Set down each entry exactly as it stands, without altering a single character.

* DATA PROVIDED:
------------------------------------------------------------

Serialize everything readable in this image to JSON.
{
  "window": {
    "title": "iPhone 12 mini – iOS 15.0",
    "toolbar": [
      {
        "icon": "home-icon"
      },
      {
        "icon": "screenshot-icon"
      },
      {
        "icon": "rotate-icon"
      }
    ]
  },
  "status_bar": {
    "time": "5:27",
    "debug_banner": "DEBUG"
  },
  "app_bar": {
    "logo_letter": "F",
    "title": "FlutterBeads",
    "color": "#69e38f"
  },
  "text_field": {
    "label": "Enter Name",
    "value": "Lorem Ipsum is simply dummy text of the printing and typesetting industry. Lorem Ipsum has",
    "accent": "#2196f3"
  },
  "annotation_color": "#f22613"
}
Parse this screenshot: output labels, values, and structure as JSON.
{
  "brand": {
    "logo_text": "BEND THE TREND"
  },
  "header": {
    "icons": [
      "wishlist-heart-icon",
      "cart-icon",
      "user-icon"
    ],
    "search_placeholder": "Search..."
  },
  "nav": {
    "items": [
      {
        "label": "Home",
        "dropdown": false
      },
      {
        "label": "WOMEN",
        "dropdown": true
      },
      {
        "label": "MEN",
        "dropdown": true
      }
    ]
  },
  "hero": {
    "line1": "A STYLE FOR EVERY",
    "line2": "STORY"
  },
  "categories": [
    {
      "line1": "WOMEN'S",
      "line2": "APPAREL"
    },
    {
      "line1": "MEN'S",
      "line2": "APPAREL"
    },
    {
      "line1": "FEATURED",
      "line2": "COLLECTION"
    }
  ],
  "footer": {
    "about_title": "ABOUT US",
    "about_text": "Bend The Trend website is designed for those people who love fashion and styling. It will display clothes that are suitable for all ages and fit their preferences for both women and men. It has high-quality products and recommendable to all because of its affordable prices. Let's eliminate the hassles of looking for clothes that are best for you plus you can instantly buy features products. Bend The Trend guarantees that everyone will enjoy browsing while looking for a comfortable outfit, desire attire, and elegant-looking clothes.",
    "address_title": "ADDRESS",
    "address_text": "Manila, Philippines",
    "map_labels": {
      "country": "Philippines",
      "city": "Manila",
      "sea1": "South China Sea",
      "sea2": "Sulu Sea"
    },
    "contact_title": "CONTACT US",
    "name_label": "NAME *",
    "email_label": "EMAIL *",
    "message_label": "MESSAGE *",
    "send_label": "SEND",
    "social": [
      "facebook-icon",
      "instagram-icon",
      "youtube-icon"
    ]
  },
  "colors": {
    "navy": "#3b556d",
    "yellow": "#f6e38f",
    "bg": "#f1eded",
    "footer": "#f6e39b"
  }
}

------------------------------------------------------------

* COMPLETED EXERCISE:
Serialize everything readable in this image to JSON.
{
  "window": {
    "title": "iPhone 12 mini – iOS 15.0",
    "toolbar": [
      {
        "icon": "home-icon"
      },
      {
        "icon": "screenshot-icon"
      },
      {
        "icon": "rotate-icon"
      }
    ]
  },
  "status_bar": {
    "time": "5:27",
    "debug_banner": "DEBUG"
  },
  "app_bar": {
    "logo_letter": "F",
    "title": "FlutterBeads",
    "color": "#69e38f"
  },
  "text_field": {
    "label": "Enter Name",
    "value": "Lorem Ipsum is simply dummy text of the printing and typesetting industry. Lorem Ipsum has",
    "accent": "#2196f3"
  },
  "annotation_color": "#f22613"
}
Parse this screenshot: output labels, values, and structure as JSON.
{
  "brand": {
    "logo_text": "BEND THE TREND"
  },
  "header": {
    "icons": [
      "wishlist-heart-icon",
      "cart-icon",
      "user-icon"
    ],
    "search_placeholder": "Search..."
  },
  "nav": {
    "items": [
      {
        "label": "Home",
        "dropdown": false
      },
      {
        "label": "WOMEN",
        "dropdown": true
      },
      {
        "label": "MEN",
        "dropdown": true
      }
    ]
  },
  "hero": {
    "line1": "A STYLE FOR EVERY",
    "line2": "STORY"
  },
  "categories": [
    {
      "line1": "WOMEN'S",
      "line2": "APPAREL"
    },
    {
      "line1": "MEN'S",
      "line2": "APPAREL"
    },
    {
      "line1": "FEATURED",
      "line2": "COLLECTION"
    }
  ],
  "footer": {
    "about_title": "ABOUT US",
    "about_text": "Bend The Trend website is designed for those people who love fashion and styling. It will display clothes that are suitable for all ages and fit their preferences for both women and men. It has high-quality products and recommendable to all because of its affordable prices. Let's eliminate the hassles of looking for clothes that are best for you plus you can instantly buy features products. Bend The Trend guarantees that everyone will enjoy browsing while looking for a comfortable outfit, desire attire, and elegant-looking clothes.",
    "address_title": "ADDRESS",
    "address_text": "Manila, Philippines",
    "map_labels": {
      "country": "Philippines",
      "city": "Manila",
      "sea1": "South China Sea",
      "sea2": "Sulu Sea"
    },
    "contact_title": "CONTACT US",
    "name_label": "NAME *",
    "email_label": "EMAIL *",
    "message_label": "MESSAGE *",
    "send_label": "SEND",
    "social": [
      "facebook-icon",
      "instagram-icon",
      "youtube-icon"
    ]
  },
  "colors": {
    "navy": "#3b556d",
    "yellow": "#f6e38f",
    "bg": "#f1eded",
    "footer": "#f6e39b"
  }
}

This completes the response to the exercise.